Purchasing the right chartplotter for your vessel is an important investment in your enjoyment aboard.
Do you need a Touchscreen Chartplotter?
In the previous article we discussed the importance of going with the largest screen chartplotter possible.
Just imagine trying to navigate with a paper chart cut into very small rectangles and having to switch between the pieces to get a feel for where you are and where you’re going. It’s the same thing with a chartplotter display. You are cramming a lot of detail into a small area and will need to be able to decipher it clearly. Add to the chart data boxes displaying vital information and things start to get cramped pretty quickly. Now add to the display a split screen with other information such as a bottom structure display or a radar display and you really have a lot of information in just a small area. With smaller chartplotters you will find yourself zooming in and out constantly to get a feel for the chart and what is around your current position on the screen.
Of course as with everything boating there has to be a compromise. Not all of us have the luxury or dash real estate (or wallet for that matter) to have multiple large displays clearly showing all our information.

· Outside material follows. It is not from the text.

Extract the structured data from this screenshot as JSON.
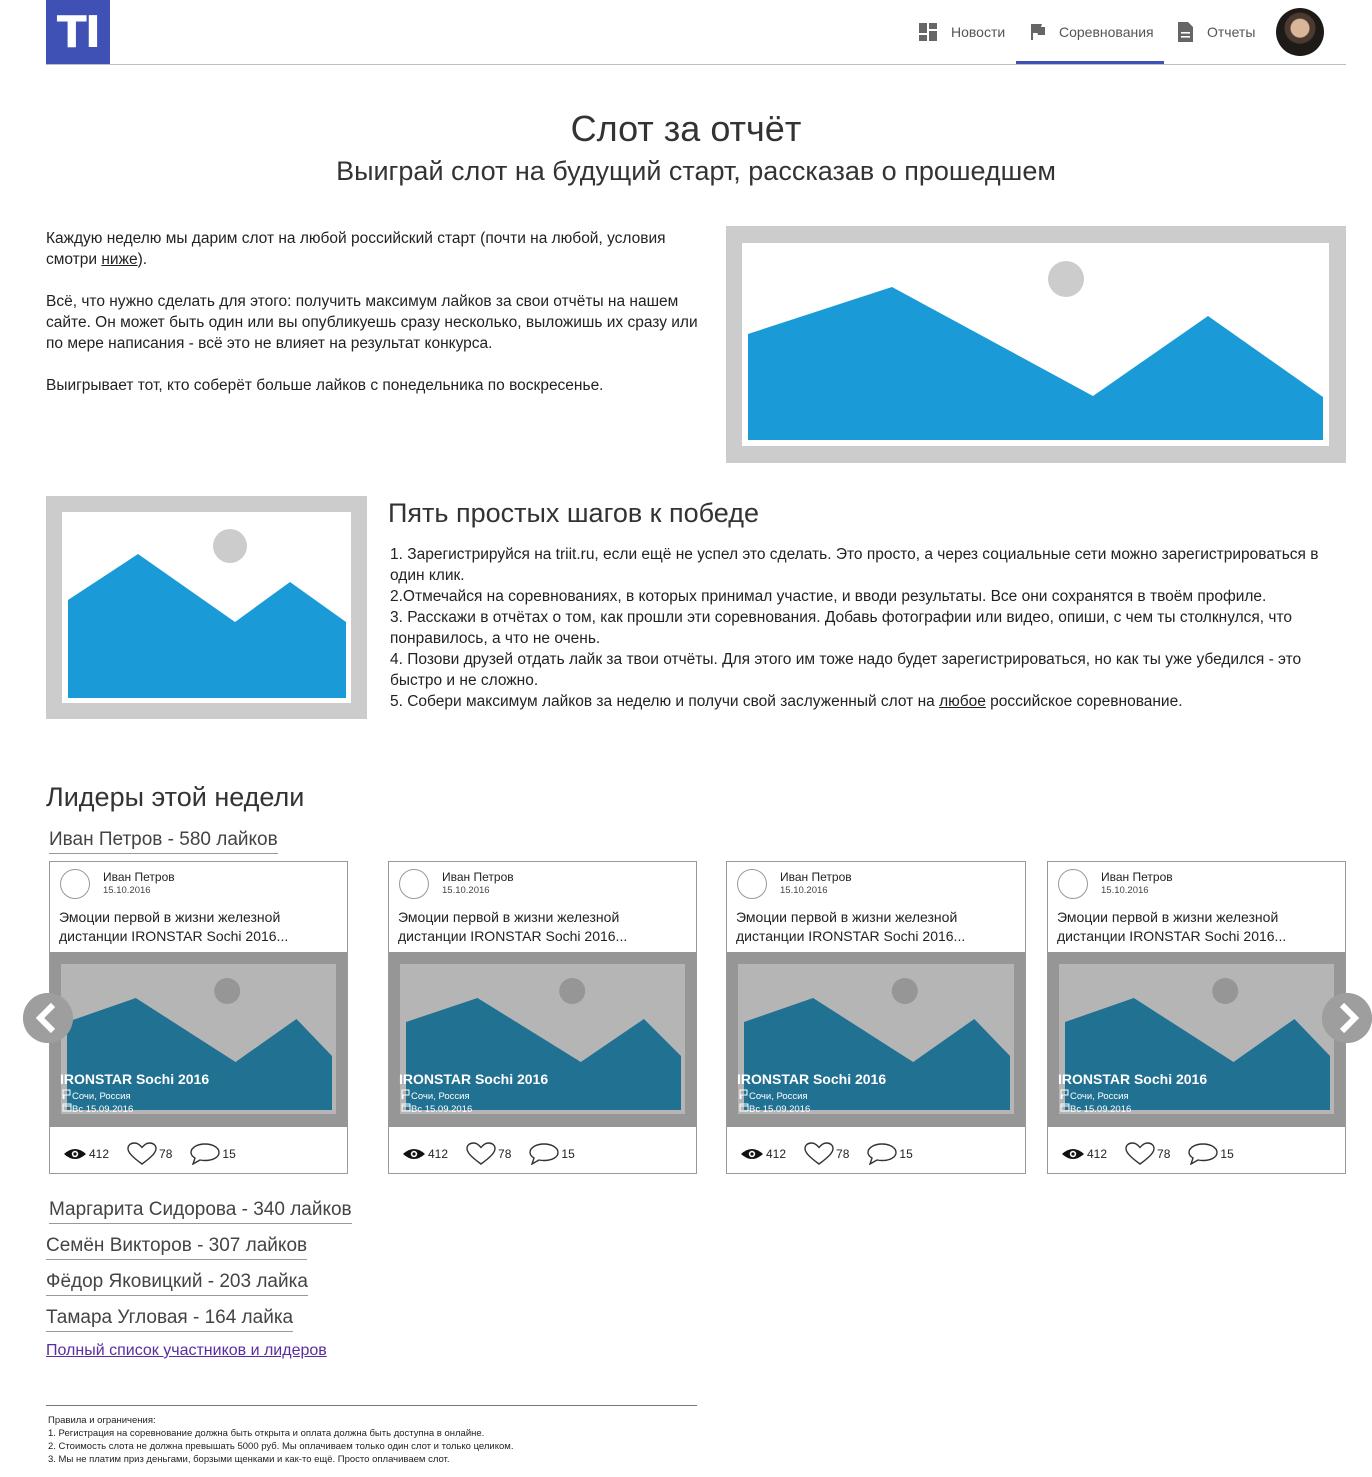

There are some very suitable compromises to be had, however.
Most of today’s manufacturers offer touch screen models that can allow for a larger screen size in a smaller comparable area.
Garmin was one of the first to offer touch screens in smaller displays, such as the 740 series (Garmin Gpsmap 740 Touchscreen Chartplotter Preloaded With U.s. Coastal Maps) Because they eliminate all or most of the buttons found on conventional chartplotters, the bezel and faceplate of the machine can be reduced and the screen size can be enlarged.
A good example of this would be Lowrance’s new HDS touch chartplotters that can allow for the next size screen in about the same space as their smaller-screened conventional non-touch chartplotter. Lowrance is not alone in this capability as most other major manufacturers of quality chartplotters are also moving in this direction.
The touch screen chartplotter are not only gaining popularity because of their screen size advantage. As consumers become more used to operating their smart-phones and tablets via touch screens the menus and operating logic of touch screen chartplotters make them easier and more intuitive to use. Rather than having to press combinations of buttons to access menus and sub-menus, one can just follow along with the on-screen directions. Touch motions that you are familiar with in using your phone or tablet make operations like zooming and panning quick and simple.
“You can actually control the display with the remote touch device.”
Add to these touch models the capability of adding an app to your phone or tablet and you can actually control the display with the remote touch device. Not only that, but some models and versions offer full remote capability through your phone or tablet (more on that in future articles).
A touch screen chartplotter can improve your experience, but to truly appreciate what they are capable of, you have to reach out and touch one for yourself.